A Puerto Rico federal district court has declined to apply a D&O policy’s Insured versus Insured exclusion to a suit brought by the Federal Deposit Insurance Corporation (FDIC) against former directors and officers of a failed bank. W Holding Co., Inc. v. Chartis Ins. Co., P.R., No. 3:11-cv-2271, (D.P.R. Oct. 23, 2012).
The FDIC became receiver of a failed Puerto Rico bank in 2010. It filed suit against the bank’s former directors and officers. Pursuant to Puerto Rico’s direct action statute, the FDIC also sued four insurers that issued D&O policies to the bank’s holding company. The insurers moved to dismiss, citing the Insured versus Insured exclusion in the primary D&O policy, which barred coverage for any claim “which is brought by, on behalf of or in the right of, an Organization or any Insured Person other than an Employee of an Organization, in any respect and whether or not collusive.”
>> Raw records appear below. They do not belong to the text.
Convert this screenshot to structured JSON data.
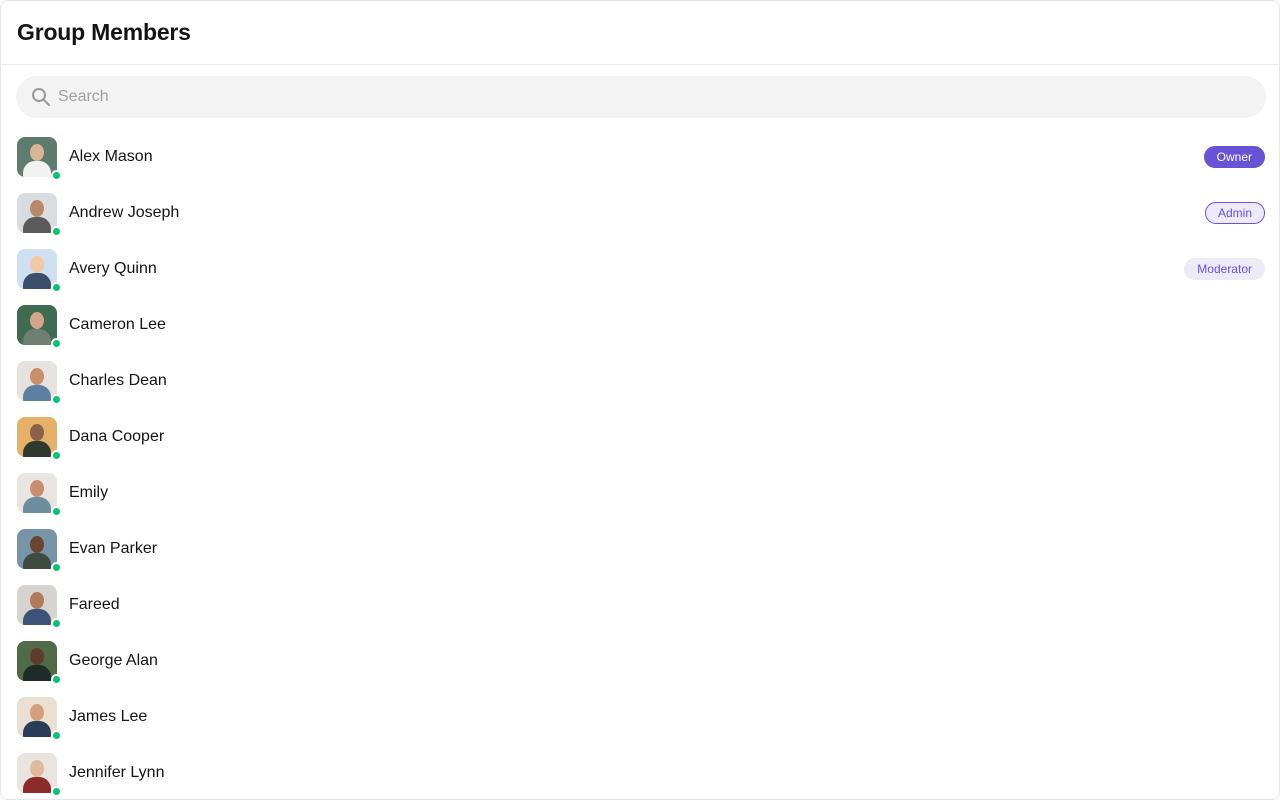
{
  "header": {
    "title": "Group Members"
  },
  "search": {
    "placeholder": "Search",
    "value": ""
  },
  "colors": {
    "accent": "#6852d6",
    "accent_light": "#edeafa",
    "online": "#09c26f"
  },
  "members": [
    {
      "name": "Alex Mason",
      "role": "Owner",
      "online": true,
      "avatar_bg": "#5f7b6e",
      "avatar_head": "#d8b596",
      "avatar_body": "#f2f2f2"
    },
    {
      "name": "Andrew Joseph",
      "role": "Admin",
      "online": true,
      "avatar_bg": "#d9dde0",
      "avatar_head": "#b98a6a",
      "avatar_body": "#5b5b5b"
    },
    {
      "name": "Avery Quinn",
      "role": "Moderator",
      "online": true,
      "avatar_bg": "#cfe0f0",
      "avatar_head": "#f0c9a8",
      "avatar_body": "#3a4d6b"
    },
    {
      "name": "Cameron Lee",
      "role": "",
      "online": true,
      "avatar_bg": "#3f6b52",
      "avatar_head": "#d2a688",
      "avatar_body": "#6f7f73"
    },
    {
      "name": "Charles Dean",
      "role": "",
      "online": true,
      "avatar_bg": "#e6e3df",
      "avatar_head": "#c98f6a",
      "avatar_body": "#5d7fa0"
    },
    {
      "name": "Dana Cooper",
      "role": "",
      "online": true,
      "avatar_bg": "#e4b06a",
      "avatar_head": "#8a6248",
      "avatar_body": "#2f3a2e"
    },
    {
      "name": "Emily",
      "role": "",
      "online": true,
      "avatar_bg": "#e9e5e1",
      "avatar_head": "#c98e72",
      "avatar_body": "#6d8e9c"
    },
    {
      "name": "Evan Parker",
      "role": "",
      "online": true,
      "avatar_bg": "#7895a7",
      "avatar_head": "#6a4532",
      "avatar_body": "#3f4a40"
    },
    {
      "name": "Fareed",
      "role": "",
      "online": true,
      "avatar_bg": "#d7d3cf",
      "avatar_head": "#b07a5b",
      "avatar_body": "#3c5277"
    },
    {
      "name": "George Alan",
      "role": "",
      "online": true,
      "avatar_bg": "#4f6b48",
      "avatar_head": "#5e3d2c",
      "avatar_body": "#1f2a2a"
    },
    {
      "name": "James Lee",
      "role": "",
      "online": true,
      "avatar_bg": "#eadfd2",
      "avatar_head": "#d3a07e",
      "avatar_body": "#2a3d57"
    },
    {
      "name": "Jennifer Lynn",
      "role": "",
      "online": true,
      "avatar_bg": "#e8e4de",
      "avatar_head": "#e1b99d",
      "avatar_body": "#8b2b2b"
    }
  ]
}
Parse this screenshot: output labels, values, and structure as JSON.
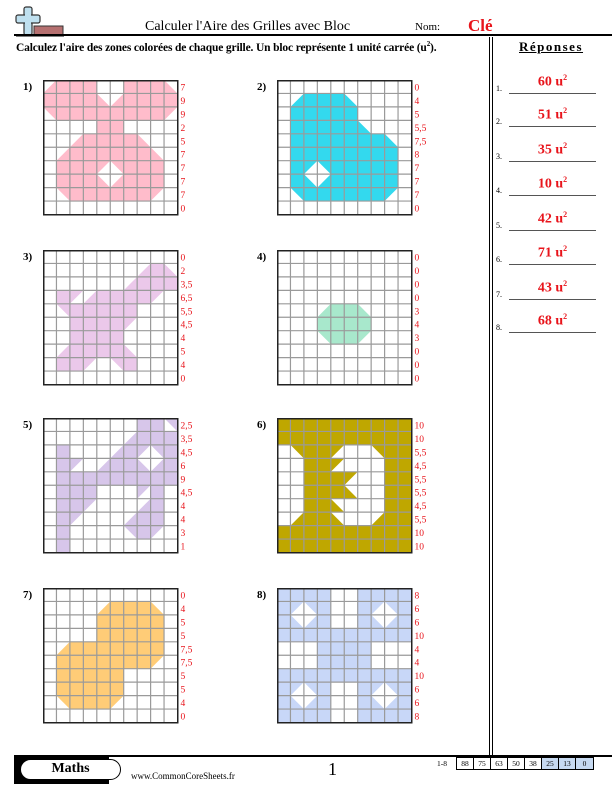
{
  "header": {
    "logo_icon": "plus-with-block-icon",
    "title": "Calculer l'Aire des Grilles avec Bloc",
    "name_label": "Nom:",
    "name_value": "Clé",
    "instructions": "Calculez l'aire des zones colorées de chaque grille. Un bloc représente 1 unité carrée (u",
    "instructions_sup": "2",
    "instructions_end": ")."
  },
  "answers": {
    "title": "Réponses",
    "unit": "u",
    "unit_sup": "2",
    "items": [
      {
        "num": "1.",
        "value": "60"
      },
      {
        "num": "2.",
        "value": "51"
      },
      {
        "num": "3.",
        "value": "35"
      },
      {
        "num": "4.",
        "value": "10"
      },
      {
        "num": "5.",
        "value": "42"
      },
      {
        "num": "6.",
        "value": "71"
      },
      {
        "num": "7.",
        "value": "43"
      },
      {
        "num": "8.",
        "value": "68"
      }
    ]
  },
  "problems": [
    {
      "label": "1)",
      "color": "#ffbccb",
      "row_counts": [
        "7",
        "9",
        "9",
        "2",
        "5",
        "7",
        "7",
        "7",
        "7",
        "0"
      ],
      "cells": [
        "BR F F F . . F F F BL",
        "F F F F BL BR F F F F",
        "TR F F F F F F F F TL",
        ". . . . F F . . . .",
        ". . BR F F F F BL . .",
        ". BR F F F F F F BL .",
        ". F F F TL TR F F F .",
        ". F F F BL BR F F F .",
        ". TR F F F F F F TL .",
        ". . . . . . . . . ."
      ]
    },
    {
      "label": "2)",
      "color": "#33d9ee",
      "row_counts": [
        "0",
        "4",
        "5",
        "5,5",
        "7,5",
        "8",
        "7",
        "7",
        "7",
        "0"
      ],
      "cells": [
        ". . . . . . . . . .",
        ". BR F F F BL . . . .",
        ". F F F F F . . . .",
        ". F F F F F BL . . .",
        ". F F F F F F F BL .",
        ". F F F F F F F F .",
        ". F TL TR F F F F F .",
        ". F BL BR F F F F F .",
        ". TR F F F F F F TL .",
        ". . . . . . . . . ."
      ]
    },
    {
      "label": "3)",
      "color": "#ebc8ea",
      "row_counts": [
        "0",
        "2",
        "3,5",
        "6,5",
        "5,5",
        "4,5",
        "4",
        "5",
        "4",
        "0"
      ],
      "cells": [
        ". . . . . . . . . .",
        ". . . . . . . BR F BL",
        ". . . . . . BR F F F",
        ". F TL BR F F F F TL .",
        ". TR F F F F F . . .",
        ". . F F F F TL . . .",
        ". . F F F F . . . .",
        ". BR F F F F BL . . .",
        ". F F TL . TR F . . .",
        ". . . . . . . . . ."
      ]
    },
    {
      "label": "4)",
      "color": "#a8e8cc",
      "row_counts": [
        "0",
        "0",
        "0",
        "0",
        "3",
        "4",
        "3",
        "0",
        "0",
        "0"
      ],
      "cells": [
        ". . . . . . . . . .",
        ". . . . . . . . . .",
        ". . . . . . . . . .",
        ". . . . . . . . . .",
        ". . . BR F F BL . . .",
        ". . . F F F F . . .",
        ". . . TR F F TL . . .",
        ". . . . . . . . . .",
        ". . . . . . . . . .",
        ". . . . . . . . . ."
      ]
    },
    {
      "label": "5)",
      "color": "#d7c6ea",
      "row_counts": [
        "2,5",
        "3,5",
        "4,5",
        "6",
        "9",
        "4,5",
        "4",
        "4",
        "3",
        "1"
      ],
      "cells": [
        ". . . . . . . F F TR",
        ". . . . . . BR F F F",
        ". F . . . BR F TL TR F",
        ". F TL . BR F F BL BR F",
        ". F F F F F F F F F",
        ". F F F . . . TL F .",
        ". F F TL . . . BR F .",
        ". F TL . . . BR F F .",
        ". F . . . . TR F TL .",
        ". F . . . . . . . ."
      ]
    },
    {
      "label": "6)",
      "color": "#bfa700",
      "row_counts": [
        "10",
        "10",
        "5,5",
        "4,5",
        "5,5",
        "5,5",
        "4,5",
        "5,5",
        "10",
        "10"
      ],
      "cells": [
        "F F F F F F F F F F",
        "F F F F F F F F F F",
        ". TR F F TL . . TR F F",
        ". . F F TL . . . F F",
        ". . F F F TL . . F F",
        ". . F F F BL . . F F",
        ". . F F BL . . . F F",
        ". BR F F BL . . BR F F",
        "F F F F F F F F F F",
        "F F F F F F F F F F"
      ]
    },
    {
      "label": "7)",
      "color": "#ffcc77",
      "row_counts": [
        "0",
        "4",
        "5",
        "5",
        "7,5",
        "7,5",
        "5",
        "5",
        "4",
        "0"
      ],
      "cells": [
        ". . . . . . . . . .",
        ". . . . BR F F F BL .",
        ". . . . F F F F F .",
        ". . . . F F F F F .",
        ". BR F F F F F F F .",
        ". F F F F F F F TL .",
        ". F F F F F . . . .",
        ". F F F F F . . . .",
        ". TR F F F TL . . . .",
        ". . . . . . . . . ."
      ]
    },
    {
      "label": "8)",
      "color": "#c8d7f8",
      "row_counts": [
        "8",
        "6",
        "6",
        "10",
        "4",
        "4",
        "10",
        "6",
        "6",
        "8"
      ],
      "cells": [
        "F F F F . . F F F F",
        "F TL TR F . . F TL TR F",
        "F BL BR F . . F BL BR F",
        "F F F F F F F F F F",
        ". . . F F F F . . .",
        ". . . F F F F . . .",
        "F F F F F F F F F F",
        "F TL TR F . . F TL TR F",
        "F BL BR F . . F BL BR F",
        "F F F F . . F F F F"
      ]
    }
  ],
  "footer": {
    "subject": "Maths",
    "website": "www.CommonCoreSheets.fr",
    "page_number": "1",
    "score_range": "1-8",
    "scores": [
      {
        "value": "88",
        "highlight": false
      },
      {
        "value": "75",
        "highlight": false
      },
      {
        "value": "63",
        "highlight": false
      },
      {
        "value": "50",
        "highlight": false
      },
      {
        "value": "38",
        "highlight": false
      },
      {
        "value": "25",
        "highlight": true
      },
      {
        "value": "13",
        "highlight": true
      },
      {
        "value": "0",
        "highlight": true
      }
    ]
  }
}
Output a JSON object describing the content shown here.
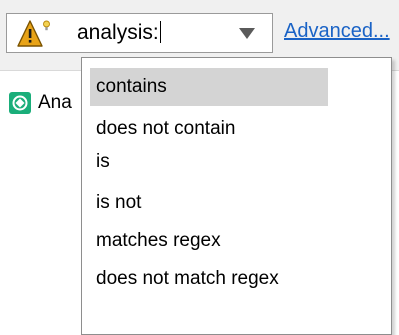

The court denied the motion. The court declared the exclusion to be ambiguous as applied to a suit by a regulatory agency. The court acknowledged that the policy language at issue specified that the exclusion applied to claims “whether or not collusive” but nevertheless stated that the “obvious intent” of the exclusion was to protect carriers from collusive suits. It rejected the notion that the suit by the FDIC was a collusive suit. The court also noted that the FDIC’s complaint alleged that it was suing on behalf of “depositors, account holders, and a depleted insurance fund.” The court stated that the FDIC’s regulatory role sufficiently distinguished it from “those whom the parties intended to prevent from bringing claims under the Exclusion.”
The opinion is available here.